MAPUTO / GENEVA, 8 July 2003 – A day before arriving in Mozambique to attend a summit of African leaders, UNICEF Executive Director Carol Bellamy said that the only chance for sustaining development and progress in African countries is for their leaders to invest in children – and to do so "early and often."
Speaking as dozens of national leaders gathered for the annual African Union summit, Bellamy said that “to keep hope alive, Africa must start by keeping its children alive.”
“From Ethiopia to Liberia, from DRC to South Africa, children are the hope of this continent, even in the midst of crisis,” Bellamy said. “But they need their leaders to keep the promises they have made by putting far more resources into basic social services. Investing in children is the only way to overcome the enormous challenges Africa faces; it’s the only way to diminish poverty, stop AIDS, and counter conflict.”
Arguing that no single measure of development predicts the future as reliably as the well-being of children, Bellamy also suggested that African nations use a series of child-centred standards as their primary gauge of progress.
“The well-being of your children should become the most important standard for measuring your individual achievement as leaders,” Bellamy said, addressing her thoughts directly to African heads of state. “I urge you to make investing in children your first priority, and openly assessing the results your second priority. Do not wait another week or another year. Their survival – and yours – depends on it.”
At the African Economic Summit last month, Bellamy first presented UNICEF’s proposal for a child-centred system of measuring national development. The proposal took the form of a 50-page white paper entitled, “The Young Face of NEPAD” – a reference to the New Partnership for African Development, a movement founded last year by African leaders seeking to develop accountability for the continent’s destiny.
Bellamy expressed support for the NEPAD proposal of an annual system of “peer review.” She said that UNICEF and other UN agencies stood ready to assist in such reviews by providing the uniform statistical data needed to measure the progress of nations.

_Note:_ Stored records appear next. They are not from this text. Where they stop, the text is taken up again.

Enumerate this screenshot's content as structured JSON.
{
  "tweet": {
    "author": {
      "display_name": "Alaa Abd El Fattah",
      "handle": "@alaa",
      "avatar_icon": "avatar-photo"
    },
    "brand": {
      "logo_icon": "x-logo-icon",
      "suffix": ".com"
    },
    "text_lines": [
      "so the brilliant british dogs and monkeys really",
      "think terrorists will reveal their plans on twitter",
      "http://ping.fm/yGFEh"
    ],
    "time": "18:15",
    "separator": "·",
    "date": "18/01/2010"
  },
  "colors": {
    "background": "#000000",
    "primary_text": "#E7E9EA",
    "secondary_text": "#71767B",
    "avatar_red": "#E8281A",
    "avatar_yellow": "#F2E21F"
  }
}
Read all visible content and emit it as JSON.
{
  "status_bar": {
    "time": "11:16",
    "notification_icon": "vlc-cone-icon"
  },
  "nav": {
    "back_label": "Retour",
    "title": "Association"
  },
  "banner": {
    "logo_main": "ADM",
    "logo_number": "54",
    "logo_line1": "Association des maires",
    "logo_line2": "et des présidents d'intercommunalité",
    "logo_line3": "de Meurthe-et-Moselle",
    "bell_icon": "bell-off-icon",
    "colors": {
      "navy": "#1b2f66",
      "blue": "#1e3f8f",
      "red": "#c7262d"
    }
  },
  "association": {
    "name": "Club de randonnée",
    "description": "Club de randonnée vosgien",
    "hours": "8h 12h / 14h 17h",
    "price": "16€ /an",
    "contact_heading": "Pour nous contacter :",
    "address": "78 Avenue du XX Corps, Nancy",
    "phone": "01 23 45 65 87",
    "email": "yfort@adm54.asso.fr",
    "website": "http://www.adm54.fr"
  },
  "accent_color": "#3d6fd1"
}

UNICEF pointed out that African countries in a similar per capita income range of $260 to $300 nonetheless register wide variations in the well-being of children, including child mortality rates, which range from 75 deaths per 1,000 live births to 202 per 1,000; the percentage of schoolchildren reaching grade five, ranging from 24% to 84%; and in the percentage of under-fives who are malnourished, ranging from 16% to 33%.
Bellamy observed that countries in this income range sometimes score better on one child-related indicator but less well on another. “But real progress depends not on one or two child indicators alone, but on steady progress across the whole range of child well-being,” she said. “That’s what African nations should be striving toward; that is the only road to economic development.”
The UNICEF chief highlighted investment in basic health for women and children; education for all children, with an emphasis on girls; and HIV prevention among young people as three key areas of needed investment. She said focus on those three areas would bring sustainable progress in the medium and long term.
She also said progress in Africa is crucial to reaching global objectives agreed to by the nations of the world at the UN’s Millennium Summit in 2000, known as the Millennium Development Goals.
Africa accounts for only 12 per cent of the world’s population yet claims 43 per cent of the world’s child deaths, 50 per cent of maternal deaths, 70 per cent of people living with HIV/AIDS, and a staggering 90 percent of the children orphaned by AIDS.
“No continent with such unfavourable indicators can achieve lasting development or stability without fundamentally raising their level of investment in children,” Bellamy declared. “Only by improving the immediate prospects of children can we break out of poverty toward true progress for Africa.”
Bellamy said she believed Africa’s leaders were coming to see this crucial connection, and she urged the AU chair, Mozambique, to advance the ball.
“We know how committed the Mozambican Government is when it comes to children,” Bellamy said. “We count on Mozambique to use its role as chair of the AU to put investment in children at the centre of the agenda.”
* * *